Every line below needs to be reproduced exactly.

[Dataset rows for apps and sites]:

_ _ _ _ _ _ _

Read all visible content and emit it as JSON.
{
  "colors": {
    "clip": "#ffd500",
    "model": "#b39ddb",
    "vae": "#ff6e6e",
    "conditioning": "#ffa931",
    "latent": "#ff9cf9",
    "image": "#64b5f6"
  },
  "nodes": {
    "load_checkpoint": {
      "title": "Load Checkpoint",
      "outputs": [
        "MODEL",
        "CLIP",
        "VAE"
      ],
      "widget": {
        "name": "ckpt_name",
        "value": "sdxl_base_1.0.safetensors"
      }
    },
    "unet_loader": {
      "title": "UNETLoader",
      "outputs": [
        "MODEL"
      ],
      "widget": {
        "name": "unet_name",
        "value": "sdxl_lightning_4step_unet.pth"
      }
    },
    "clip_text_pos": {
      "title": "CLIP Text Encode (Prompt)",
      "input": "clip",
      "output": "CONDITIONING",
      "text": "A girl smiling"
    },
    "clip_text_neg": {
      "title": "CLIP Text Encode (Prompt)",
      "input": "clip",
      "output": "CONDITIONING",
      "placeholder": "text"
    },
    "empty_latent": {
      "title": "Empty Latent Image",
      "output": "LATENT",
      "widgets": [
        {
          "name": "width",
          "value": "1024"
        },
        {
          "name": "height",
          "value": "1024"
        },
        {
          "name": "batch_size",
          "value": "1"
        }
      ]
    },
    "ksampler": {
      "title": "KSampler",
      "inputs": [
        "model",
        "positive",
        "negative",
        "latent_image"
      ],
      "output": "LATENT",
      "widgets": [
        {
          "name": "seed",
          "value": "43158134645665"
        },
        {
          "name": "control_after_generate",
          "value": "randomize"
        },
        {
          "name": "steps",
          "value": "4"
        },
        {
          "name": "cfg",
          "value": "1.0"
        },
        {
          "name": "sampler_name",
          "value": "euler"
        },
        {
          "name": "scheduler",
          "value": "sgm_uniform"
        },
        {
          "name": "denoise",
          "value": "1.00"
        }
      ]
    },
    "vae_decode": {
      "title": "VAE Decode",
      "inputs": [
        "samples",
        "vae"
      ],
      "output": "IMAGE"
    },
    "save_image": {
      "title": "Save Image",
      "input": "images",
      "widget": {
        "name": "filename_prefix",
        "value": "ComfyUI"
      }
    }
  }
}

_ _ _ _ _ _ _

[Exercise solution]:
Read all visible content and emit it as JSON.
{
  "colors": {
    "clip": "#ffd500",
    "model": "#b39ddb",
    "vae": "#ff6e6e",
    "conditioning": "#ffa931",
    "latent": "#ff9cf9",
    "image": "#64b5f6"
  },
  "nodes": {
    "load_checkpoint": {
      "title": "Load Checkpoint",
      "outputs": [
        "MODEL",
        "CLIP",
        "VAE"
      ],
      "widget": {
        "name": "ckpt_name",
        "value": "sdxl_base_1.0.safetensors"
      }
    },
    "unet_loader": {
      "title": "UNETLoader",
      "outputs": [
        "MODEL"
      ],
      "widget": {
        "name": "unet_name",
        "value": "sdxl_lightning_4step_unet.pth"
      }
    },
    "clip_text_pos": {
      "title": "CLIP Text Encode (Prompt)",
      "input": "clip",
      "output": "CONDITIONING",
      "text": "A girl smiling"
    },
    "clip_text_neg": {
      "title": "CLIP Text Encode (Prompt)",
      "input": "clip",
      "output": "CONDITIONING",
      "placeholder": "text"
    },
    "empty_latent": {
      "title": "Empty Latent Image",
      "output": "LATENT",
      "widgets": [
        {
          "name": "width",
          "value": "1024"
        },
        {
          "name": "height",
          "value": "1024"
        },
        {
          "name": "batch_size",
          "value": "1"
        }
      ]
    },
    "ksampler": {
      "title": "KSampler",
      "inputs": [
        "model",
        "positive",
        "negative",
        "latent_image"
      ],
      "output": "LATENT",
      "widgets": [
        {
          "name": "seed",
          "value": "43158134645665"
        },
        {
          "name": "control_after_generate",
          "value": "randomize"
        },
        {
          "name": "steps",
          "value": "4"
        },
        {
          "name": "cfg",
          "value": "1.0"
        },
        {
          "name": "sampler_name",
          "value": "euler"
        },
        {
          "name": "scheduler",
          "value": "sgm_uniform"
        },
        {
          "name": "denoise",
          "value": "1.00"
        }
      ]
    },
    "vae_decode": {
      "title": "VAE Decode",
      "inputs": [
        "samples",
        "vae"
      ],
      "output": "IMAGE"
    },
    "save_image": {
      "title": "Save Image",
      "input": "images",
      "widget": {
        "name": "filename_prefix",
        "value": "ComfyUI"
      }
    }
  }
}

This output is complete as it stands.